Problem -
Return all of the material exactly; no line may be dropped.

Records to process -
=== Section Start ===

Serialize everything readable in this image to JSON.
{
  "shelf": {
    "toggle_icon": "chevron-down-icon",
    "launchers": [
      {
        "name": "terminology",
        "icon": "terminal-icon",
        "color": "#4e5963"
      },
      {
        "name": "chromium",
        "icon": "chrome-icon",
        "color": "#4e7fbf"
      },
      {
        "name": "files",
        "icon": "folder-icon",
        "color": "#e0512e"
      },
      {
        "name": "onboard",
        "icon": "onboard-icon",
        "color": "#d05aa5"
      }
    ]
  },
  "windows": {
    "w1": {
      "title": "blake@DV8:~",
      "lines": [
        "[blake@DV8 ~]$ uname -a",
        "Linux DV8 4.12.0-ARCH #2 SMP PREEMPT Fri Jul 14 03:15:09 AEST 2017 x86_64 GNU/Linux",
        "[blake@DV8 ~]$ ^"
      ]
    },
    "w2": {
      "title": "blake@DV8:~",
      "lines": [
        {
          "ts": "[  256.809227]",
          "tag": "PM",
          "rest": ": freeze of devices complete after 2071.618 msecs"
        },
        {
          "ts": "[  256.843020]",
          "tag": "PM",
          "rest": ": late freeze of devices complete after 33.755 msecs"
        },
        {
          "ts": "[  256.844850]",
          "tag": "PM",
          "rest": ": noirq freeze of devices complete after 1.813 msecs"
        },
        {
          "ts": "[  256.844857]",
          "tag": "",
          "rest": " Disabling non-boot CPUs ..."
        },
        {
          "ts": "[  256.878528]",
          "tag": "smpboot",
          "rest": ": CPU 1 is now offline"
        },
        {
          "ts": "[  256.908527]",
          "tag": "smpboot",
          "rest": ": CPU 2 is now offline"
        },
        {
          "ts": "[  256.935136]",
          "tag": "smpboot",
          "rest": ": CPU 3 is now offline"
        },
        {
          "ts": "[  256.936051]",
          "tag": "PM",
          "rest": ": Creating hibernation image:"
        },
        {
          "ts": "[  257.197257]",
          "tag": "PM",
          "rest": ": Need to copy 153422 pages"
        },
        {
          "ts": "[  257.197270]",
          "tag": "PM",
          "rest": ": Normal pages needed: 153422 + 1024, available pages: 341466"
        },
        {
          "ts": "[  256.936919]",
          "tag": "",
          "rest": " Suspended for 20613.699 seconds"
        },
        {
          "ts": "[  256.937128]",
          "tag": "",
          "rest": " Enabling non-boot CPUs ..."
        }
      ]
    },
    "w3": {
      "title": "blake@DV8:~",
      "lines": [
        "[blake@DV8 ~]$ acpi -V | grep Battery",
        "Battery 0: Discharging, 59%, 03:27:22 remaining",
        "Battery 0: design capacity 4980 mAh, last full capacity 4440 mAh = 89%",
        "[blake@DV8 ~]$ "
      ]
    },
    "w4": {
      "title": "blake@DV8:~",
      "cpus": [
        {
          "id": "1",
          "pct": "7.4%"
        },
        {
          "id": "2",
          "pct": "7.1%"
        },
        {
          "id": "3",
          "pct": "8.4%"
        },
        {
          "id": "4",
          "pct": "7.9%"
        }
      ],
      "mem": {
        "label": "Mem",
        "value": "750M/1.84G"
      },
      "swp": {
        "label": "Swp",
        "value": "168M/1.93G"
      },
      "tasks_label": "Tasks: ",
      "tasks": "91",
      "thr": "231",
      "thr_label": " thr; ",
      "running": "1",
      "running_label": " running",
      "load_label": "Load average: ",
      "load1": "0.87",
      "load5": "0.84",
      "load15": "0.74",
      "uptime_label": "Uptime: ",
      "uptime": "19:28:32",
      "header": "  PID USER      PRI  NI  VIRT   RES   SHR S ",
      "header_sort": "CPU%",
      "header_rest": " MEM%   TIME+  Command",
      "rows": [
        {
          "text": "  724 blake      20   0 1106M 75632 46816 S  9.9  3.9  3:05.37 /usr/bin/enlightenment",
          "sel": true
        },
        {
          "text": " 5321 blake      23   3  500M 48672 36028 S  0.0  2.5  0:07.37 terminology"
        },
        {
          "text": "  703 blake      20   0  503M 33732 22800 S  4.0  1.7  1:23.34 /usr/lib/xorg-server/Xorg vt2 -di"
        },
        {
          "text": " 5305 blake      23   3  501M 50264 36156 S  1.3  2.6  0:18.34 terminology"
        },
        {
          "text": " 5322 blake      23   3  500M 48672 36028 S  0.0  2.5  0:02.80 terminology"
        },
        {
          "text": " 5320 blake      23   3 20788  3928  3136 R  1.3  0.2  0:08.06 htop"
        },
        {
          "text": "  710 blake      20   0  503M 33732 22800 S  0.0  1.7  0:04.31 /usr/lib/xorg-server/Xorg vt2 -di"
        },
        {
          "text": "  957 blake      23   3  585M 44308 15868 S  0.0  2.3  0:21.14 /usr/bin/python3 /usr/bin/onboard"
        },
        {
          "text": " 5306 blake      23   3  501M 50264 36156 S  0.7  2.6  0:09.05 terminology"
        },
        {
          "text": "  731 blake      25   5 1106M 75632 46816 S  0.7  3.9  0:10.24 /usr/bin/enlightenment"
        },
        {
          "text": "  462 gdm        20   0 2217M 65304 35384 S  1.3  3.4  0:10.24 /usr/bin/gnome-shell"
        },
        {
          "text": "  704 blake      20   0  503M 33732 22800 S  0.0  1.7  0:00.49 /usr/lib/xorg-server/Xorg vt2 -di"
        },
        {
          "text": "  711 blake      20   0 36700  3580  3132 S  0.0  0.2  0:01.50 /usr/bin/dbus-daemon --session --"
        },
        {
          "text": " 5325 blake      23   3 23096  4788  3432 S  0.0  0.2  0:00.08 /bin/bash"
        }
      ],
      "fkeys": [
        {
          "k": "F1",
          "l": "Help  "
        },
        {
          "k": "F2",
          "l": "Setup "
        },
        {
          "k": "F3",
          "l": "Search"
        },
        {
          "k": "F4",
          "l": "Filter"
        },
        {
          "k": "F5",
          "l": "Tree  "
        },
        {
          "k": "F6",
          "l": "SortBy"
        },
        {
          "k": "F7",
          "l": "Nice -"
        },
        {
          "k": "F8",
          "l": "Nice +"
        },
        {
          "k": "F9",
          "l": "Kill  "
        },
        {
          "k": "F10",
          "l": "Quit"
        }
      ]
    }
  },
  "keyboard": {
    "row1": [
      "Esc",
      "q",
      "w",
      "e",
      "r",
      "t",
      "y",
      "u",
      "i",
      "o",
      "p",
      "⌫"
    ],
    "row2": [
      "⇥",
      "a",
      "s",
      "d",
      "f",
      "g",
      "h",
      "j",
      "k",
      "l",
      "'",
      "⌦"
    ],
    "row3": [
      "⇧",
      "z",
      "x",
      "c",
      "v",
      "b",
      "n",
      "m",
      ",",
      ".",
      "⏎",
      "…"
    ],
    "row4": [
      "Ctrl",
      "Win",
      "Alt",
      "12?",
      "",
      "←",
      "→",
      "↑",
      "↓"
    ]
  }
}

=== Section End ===

Task solution -
Serialize everything readable in this image to JSON.
{
  "shelf": {
    "toggle_icon": "chevron-down-icon",
    "launchers": [
      {
        "name": "terminology",
        "icon": "terminal-icon",
        "color": "#4e5963"
      },
      {
        "name": "chromium",
        "icon": "chrome-icon",
        "color": "#4e7fbf"
      },
      {
        "name": "files",
        "icon": "folder-icon",
        "color": "#e0512e"
      },
      {
        "name": "onboard",
        "icon": "onboard-icon",
        "color": "#d05aa5"
      }
    ]
  },
  "windows": {
    "w1": {
      "title": "blake@DV8:~",
      "lines": [
        "[blake@DV8 ~]$ uname -a",
        "Linux DV8 4.12.0-ARCH #2 SMP PREEMPT Fri Jul 14 03:15:09 AEST 2017 x86_64 GNU/Linux",
        "[blake@DV8 ~]$ ^"
      ]
    },
    "w2": {
      "title": "blake@DV8:~",
      "lines": [
        {
          "ts": "[  256.809227]",
          "tag": "PM",
          "rest": ": freeze of devices complete after 2071.618 msecs"
        },
        {
          "ts": "[  256.843020]",
          "tag": "PM",
          "rest": ": late freeze of devices complete after 33.755 msecs"
        },
        {
          "ts": "[  256.844850]",
          "tag": "PM",
          "rest": ": noirq freeze of devices complete after 1.813 msecs"
        },
        {
          "ts": "[  256.844857]",
          "tag": "",
          "rest": " Disabling non-boot CPUs ..."
        },
        {
          "ts": "[  256.878528]",
          "tag": "smpboot",
          "rest": ": CPU 1 is now offline"
        },
        {
          "ts": "[  256.908527]",
          "tag": "smpboot",
          "rest": ": CPU 2 is now offline"
        },
        {
          "ts": "[  256.935136]",
          "tag": "smpboot",
          "rest": ": CPU 3 is now offline"
        },
        {
          "ts": "[  256.936051]",
          "tag": "PM",
          "rest": ": Creating hibernation image:"
        },
        {
          "ts": "[  257.197257]",
          "tag": "PM",
          "rest": ": Need to copy 153422 pages"
        },
        {
          "ts": "[  257.197270]",
          "tag": "PM",
          "rest": ": Normal pages needed: 153422 + 1024, available pages: 341466"
        },
        {
          "ts": "[  256.936919]",
          "tag": "",
          "rest": " Suspended for 20613.699 seconds"
        },
        {
          "ts": "[  256.937128]",
          "tag": "",
          "rest": " Enabling non-boot CPUs ..."
        }
      ]
    },
    "w3": {
      "title": "blake@DV8:~",
      "lines": [
        "[blake@DV8 ~]$ acpi -V | grep Battery",
        "Battery 0: Discharging, 59%, 03:27:22 remaining",
        "Battery 0: design capacity 4980 mAh, last full capacity 4440 mAh = 89%",
        "[blake@DV8 ~]$ "
      ]
    },
    "w4": {
      "title": "blake@DV8:~",
      "cpus": [
        {
          "id": "1",
          "pct": "7.4%"
        },
        {
          "id": "2",
          "pct": "7.1%"
        },
        {
          "id": "3",
          "pct": "8.4%"
        },
        {
          "id": "4",
          "pct": "7.9%"
        }
      ],
      "mem": {
        "label": "Mem",
        "value": "750M/1.84G"
      },
      "swp": {
        "label": "Swp",
        "value": "168M/1.93G"
      },
      "tasks_label": "Tasks: ",
      "tasks": "91",
      "thr": "231",
      "thr_label": " thr; ",
      "running": "1",
      "running_label": " running",
      "load_label": "Load average: ",
      "load1": "0.87",
      "load5": "0.84",
      "load15": "0.74",
      "uptime_label": "Uptime: ",
      "uptime": "19:28:32",
      "header": "  PID USER      PRI  NI  VIRT   RES   SHR S ",
      "header_sort": "CPU%",
      "header_rest": " MEM%   TIME+  Command",
      "rows": [
        {
          "text": "  724 blake      20   0 1106M 75632 46816 S  9.9  3.9  3:05.37 /usr/bin/enlightenment",
          "sel": true
        },
        {
          "text": " 5321 blake      23   3  500M 48672 36028 S  0.0  2.5  0:07.37 terminology"
        },
        {
          "text": "  703 blake      20   0  503M 33732 22800 S  4.0  1.7  1:23.34 /usr/lib/xorg-server/Xorg vt2 -di"
        },
        {
          "text": " 5305 blake      23   3  501M 50264 36156 S  1.3  2.6  0:18.34 terminology"
        },
        {
          "text": " 5322 blake      23   3  500M 48672 36028 S  0.0  2.5  0:02.80 terminology"
        },
        {
          "text": " 5320 blake      23   3 20788  3928  3136 R  1.3  0.2  0:08.06 htop"
        },
        {
          "text": "  710 blake      20   0  503M 33732 22800 S  0.0  1.7  0:04.31 /usr/lib/xorg-server/Xorg vt2 -di"
        },
        {
          "text": "  957 blake      23   3  585M 44308 15868 S  0.0  2.3  0:21.14 /usr/bin/python3 /usr/bin/onboard"
        },
        {
          "text": " 5306 blake      23   3  501M 50264 36156 S  0.7  2.6  0:09.05 terminology"
        },
        {
          "text": "  731 blake      25   5 1106M 75632 46816 S  0.7  3.9  0:10.24 /usr/bin/enlightenment"
        },
        {
          "text": "  462 gdm        20   0 2217M 65304 35384 S  1.3  3.4  0:10.24 /usr/bin/gnome-shell"
        },
        {
          "text": "  704 blake      20   0  503M 33732 22800 S  0.0  1.7  0:00.49 /usr/lib/xorg-server/Xorg vt2 -di"
        },
        {
          "text": "  711 blake      20   0 36700  3580  3132 S  0.0  0.2  0:01.50 /usr/bin/dbus-daemon --session --"
        },
        {
          "text": " 5325 blake      23   3 23096  4788  3432 S  0.0  0.2  0:00.08 /bin/bash"
        }
      ],
      "fkeys": [
        {
          "k": "F1",
          "l": "Help  "
        },
        {
          "k": "F2",
          "l": "Setup "
        },
        {
          "k": "F3",
          "l": "Search"
        },
        {
          "k": "F4",
          "l": "Filter"
        },
        {
          "k": "F5",
          "l": "Tree  "
        },
        {
          "k": "F6",
          "l": "SortBy"
        },
        {
          "k": "F7",
          "l": "Nice -"
        },
        {
          "k": "F8",
          "l": "Nice +"
        },
        {
          "k": "F9",
          "l": "Kill  "
        },
        {
          "k": "F10",
          "l": "Quit"
        }
      ]
    }
  },
  "keyboard": {
    "row1": [
      "Esc",
      "q",
      "w",
      "e",
      "r",
      "t",
      "y",
      "u",
      "i",
      "o",
      "p",
      "⌫"
    ],
    "row2": [
      "⇥",
      "a",
      "s",
      "d",
      "f",
      "g",
      "h",
      "j",
      "k",
      "l",
      "'",
      "⌦"
    ],
    "row3": [
      "⇧",
      "z",
      "x",
      "c",
      "v",
      "b",
      "n",
      "m",
      ",",
      ".",
      "⏎",
      "…"
    ],
    "row4": [
      "Ctrl",
      "Win",
      "Alt",
      "12?",
      "",
      "←",
      "→",
      "↑",
      "↓"
    ]
  }
}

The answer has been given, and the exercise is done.